▼

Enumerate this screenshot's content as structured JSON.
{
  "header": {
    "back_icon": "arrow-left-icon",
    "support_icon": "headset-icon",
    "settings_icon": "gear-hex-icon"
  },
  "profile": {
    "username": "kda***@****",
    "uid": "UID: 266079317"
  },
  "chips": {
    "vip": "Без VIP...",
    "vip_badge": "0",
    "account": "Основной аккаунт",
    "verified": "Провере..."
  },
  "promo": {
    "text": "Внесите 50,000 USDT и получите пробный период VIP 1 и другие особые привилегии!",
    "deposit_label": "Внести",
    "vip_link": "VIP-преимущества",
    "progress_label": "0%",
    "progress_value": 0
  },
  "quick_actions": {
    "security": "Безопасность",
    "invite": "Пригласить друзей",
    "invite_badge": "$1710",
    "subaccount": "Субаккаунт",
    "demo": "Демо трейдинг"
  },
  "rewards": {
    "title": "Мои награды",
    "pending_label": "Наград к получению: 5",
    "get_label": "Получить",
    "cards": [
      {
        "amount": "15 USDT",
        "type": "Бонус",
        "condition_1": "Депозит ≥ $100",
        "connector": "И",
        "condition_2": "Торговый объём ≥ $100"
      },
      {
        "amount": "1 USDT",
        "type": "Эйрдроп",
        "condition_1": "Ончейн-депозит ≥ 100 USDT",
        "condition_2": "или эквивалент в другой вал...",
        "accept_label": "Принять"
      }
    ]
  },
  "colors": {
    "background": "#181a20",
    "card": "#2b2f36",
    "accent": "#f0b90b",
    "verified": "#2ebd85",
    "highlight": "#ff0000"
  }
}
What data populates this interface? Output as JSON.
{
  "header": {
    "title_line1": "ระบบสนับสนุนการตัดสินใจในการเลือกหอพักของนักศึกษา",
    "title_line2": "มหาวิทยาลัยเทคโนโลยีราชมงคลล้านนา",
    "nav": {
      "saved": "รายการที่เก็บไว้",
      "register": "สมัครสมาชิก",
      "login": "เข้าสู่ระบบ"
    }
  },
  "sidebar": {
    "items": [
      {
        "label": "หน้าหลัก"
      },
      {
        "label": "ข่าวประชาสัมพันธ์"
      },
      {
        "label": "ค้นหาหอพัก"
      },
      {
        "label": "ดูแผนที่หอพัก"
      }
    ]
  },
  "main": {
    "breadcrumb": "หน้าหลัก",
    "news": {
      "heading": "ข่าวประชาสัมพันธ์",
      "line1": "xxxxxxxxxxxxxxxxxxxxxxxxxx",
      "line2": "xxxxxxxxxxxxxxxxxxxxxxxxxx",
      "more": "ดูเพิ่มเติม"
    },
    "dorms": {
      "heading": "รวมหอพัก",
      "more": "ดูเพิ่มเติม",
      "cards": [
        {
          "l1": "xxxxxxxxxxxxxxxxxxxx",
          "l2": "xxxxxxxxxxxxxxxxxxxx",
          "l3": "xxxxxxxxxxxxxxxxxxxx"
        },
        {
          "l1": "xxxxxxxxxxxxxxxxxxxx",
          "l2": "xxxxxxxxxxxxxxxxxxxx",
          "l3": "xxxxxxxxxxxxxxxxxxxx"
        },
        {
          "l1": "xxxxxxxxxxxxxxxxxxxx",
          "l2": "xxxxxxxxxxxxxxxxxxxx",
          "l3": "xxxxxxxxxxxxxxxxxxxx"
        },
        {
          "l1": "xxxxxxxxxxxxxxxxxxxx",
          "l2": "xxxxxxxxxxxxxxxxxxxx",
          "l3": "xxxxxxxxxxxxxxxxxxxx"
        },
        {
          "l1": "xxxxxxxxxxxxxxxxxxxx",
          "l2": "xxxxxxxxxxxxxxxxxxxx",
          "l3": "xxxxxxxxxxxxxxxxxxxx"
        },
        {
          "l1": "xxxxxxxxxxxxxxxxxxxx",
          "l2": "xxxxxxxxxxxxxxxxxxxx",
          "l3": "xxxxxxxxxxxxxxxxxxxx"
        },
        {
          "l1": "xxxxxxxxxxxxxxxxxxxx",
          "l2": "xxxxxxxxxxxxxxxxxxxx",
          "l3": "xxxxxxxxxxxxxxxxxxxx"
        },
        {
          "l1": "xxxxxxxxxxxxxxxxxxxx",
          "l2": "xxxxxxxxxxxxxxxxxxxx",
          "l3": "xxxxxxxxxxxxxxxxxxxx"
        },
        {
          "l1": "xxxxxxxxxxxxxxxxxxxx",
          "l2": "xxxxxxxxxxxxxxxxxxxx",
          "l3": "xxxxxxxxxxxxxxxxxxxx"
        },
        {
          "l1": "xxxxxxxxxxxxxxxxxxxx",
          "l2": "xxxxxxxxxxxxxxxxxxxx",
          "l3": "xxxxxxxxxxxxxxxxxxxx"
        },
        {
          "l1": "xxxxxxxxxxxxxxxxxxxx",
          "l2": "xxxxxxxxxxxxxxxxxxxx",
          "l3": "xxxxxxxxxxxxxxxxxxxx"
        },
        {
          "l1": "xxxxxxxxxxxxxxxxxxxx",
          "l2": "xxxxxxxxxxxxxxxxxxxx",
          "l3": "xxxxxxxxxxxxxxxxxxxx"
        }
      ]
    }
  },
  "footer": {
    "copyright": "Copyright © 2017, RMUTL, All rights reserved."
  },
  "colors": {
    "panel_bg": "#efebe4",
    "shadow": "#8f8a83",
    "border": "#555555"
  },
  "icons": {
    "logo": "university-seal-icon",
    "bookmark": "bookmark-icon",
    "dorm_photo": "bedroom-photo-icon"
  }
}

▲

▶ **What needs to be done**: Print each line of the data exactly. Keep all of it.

▶ **Answer space**:
Enumerate this screenshot's content as structured JSON.
{
  "header": {
    "back_icon": "arrow-left-icon",
    "support_icon": "headset-icon",
    "settings_icon": "gear-hex-icon"
  },
  "profile": {
    "username": "kda***@****",
    "uid": "UID: 266079317"
  },
  "chips": {
    "vip": "Без VIP...",
    "vip_badge": "0",
    "account": "Основной аккаунт",
    "verified": "Провере..."
  },
  "promo": {
    "text": "Внесите 50,000 USDT и получите пробный период VIP 1 и другие особые привилегии!",
    "deposit_label": "Внести",
    "vip_link": "VIP-преимущества",
    "progress_label": "0%",
    "progress_value": 0
  },
  "quick_actions": {
    "security": "Безопасность",
    "invite": "Пригласить друзей",
    "invite_badge": "$1710",
    "subaccount": "Субаккаунт",
    "demo": "Демо трейдинг"
  },
  "rewards": {
    "title": "Мои награды",
    "pending_label": "Наград к получению: 5",
    "get_label": "Получить",
    "cards": [
      {
        "amount": "15 USDT",
        "type": "Бонус",
        "condition_1": "Депозит ≥ $100",
        "connector": "И",
        "condition_2": "Торговый объём ≥ $100"
      },
      {
        "amount": "1 USDT",
        "type": "Эйрдроп",
        "condition_1": "Ончейн-депозит ≥ 100 USDT",
        "condition_2": "или эквивалент в другой вал...",
        "accept_label": "Принять"
      }
    ]
  },
  "colors": {
    "background": "#181a20",
    "card": "#2b2f36",
    "accent": "#f0b90b",
    "verified": "#2ebd85",
    "highlight": "#ff0000"
  }
}
What data populates this interface? Output as JSON.
{
  "header": {
    "title_line1": "ระบบสนับสนุนการตัดสินใจในการเลือกหอพักของนักศึกษา",
    "title_line2": "มหาวิทยาลัยเทคโนโลยีราชมงคลล้านนา",
    "nav": {
      "saved": "รายการที่เก็บไว้",
      "register": "สมัครสมาชิก",
      "login": "เข้าสู่ระบบ"
    }
  },
  "sidebar": {
    "items": [
      {
        "label": "หน้าหลัก"
      },
      {
        "label": "ข่าวประชาสัมพันธ์"
      },
      {
        "label": "ค้นหาหอพัก"
      },
      {
        "label": "ดูแผนที่หอพัก"
      }
    ]
  },
  "main": {
    "breadcrumb": "หน้าหลัก",
    "news": {
      "heading": "ข่าวประชาสัมพันธ์",
      "line1": "xxxxxxxxxxxxxxxxxxxxxxxxxx",
      "line2": "xxxxxxxxxxxxxxxxxxxxxxxxxx",
      "more": "ดูเพิ่มเติม"
    },
    "dorms": {
      "heading": "รวมหอพัก",
      "more": "ดูเพิ่มเติม",
      "cards": [
        {
          "l1": "xxxxxxxxxxxxxxxxxxxx",
          "l2": "xxxxxxxxxxxxxxxxxxxx",
          "l3": "xxxxxxxxxxxxxxxxxxxx"
        },
        {
          "l1": "xxxxxxxxxxxxxxxxxxxx",
          "l2": "xxxxxxxxxxxxxxxxxxxx",
          "l3": "xxxxxxxxxxxxxxxxxxxx"
        },
        {
          "l1": "xxxxxxxxxxxxxxxxxxxx",
          "l2": "xxxxxxxxxxxxxxxxxxxx",
          "l3": "xxxxxxxxxxxxxxxxxxxx"
        },
        {
          "l1": "xxxxxxxxxxxxxxxxxxxx",
          "l2": "xxxxxxxxxxxxxxxxxxxx",
          "l3": "xxxxxxxxxxxxxxxxxxxx"
        },
        {
          "l1": "xxxxxxxxxxxxxxxxxxxx",
          "l2": "xxxxxxxxxxxxxxxxxxxx",
          "l3": "xxxxxxxxxxxxxxxxxxxx"
        },
        {
          "l1": "xxxxxxxxxxxxxxxxxxxx",
          "l2": "xxxxxxxxxxxxxxxxxxxx",
          "l3": "xxxxxxxxxxxxxxxxxxxx"
        },
        {
          "l1": "xxxxxxxxxxxxxxxxxxxx",
          "l2": "xxxxxxxxxxxxxxxxxxxx",
          "l3": "xxxxxxxxxxxxxxxxxxxx"
        },
        {
          "l1": "xxxxxxxxxxxxxxxxxxxx",
          "l2": "xxxxxxxxxxxxxxxxxxxx",
          "l3": "xxxxxxxxxxxxxxxxxxxx"
        },
        {
          "l1": "xxxxxxxxxxxxxxxxxxxx",
          "l2": "xxxxxxxxxxxxxxxxxxxx",
          "l3": "xxxxxxxxxxxxxxxxxxxx"
        },
        {
          "l1": "xxxxxxxxxxxxxxxxxxxx",
          "l2": "xxxxxxxxxxxxxxxxxxxx",
          "l3": "xxxxxxxxxxxxxxxxxxxx"
        },
        {
          "l1": "xxxxxxxxxxxxxxxxxxxx",
          "l2": "xxxxxxxxxxxxxxxxxxxx",
          "l3": "xxxxxxxxxxxxxxxxxxxx"
        },
        {
          "l1": "xxxxxxxxxxxxxxxxxxxx",
          "l2": "xxxxxxxxxxxxxxxxxxxx",
          "l3": "xxxxxxxxxxxxxxxxxxxx"
        }
      ]
    }
  },
  "footer": {
    "copyright": "Copyright © 2017, RMUTL, All rights reserved."
  },
  "colors": {
    "panel_bg": "#efebe4",
    "shadow": "#8f8a83",
    "border": "#555555"
  },
  "icons": {
    "logo": "university-seal-icon",
    "bookmark": "bookmark-icon",
    "dorm_photo": "bedroom-photo-icon"
  }
}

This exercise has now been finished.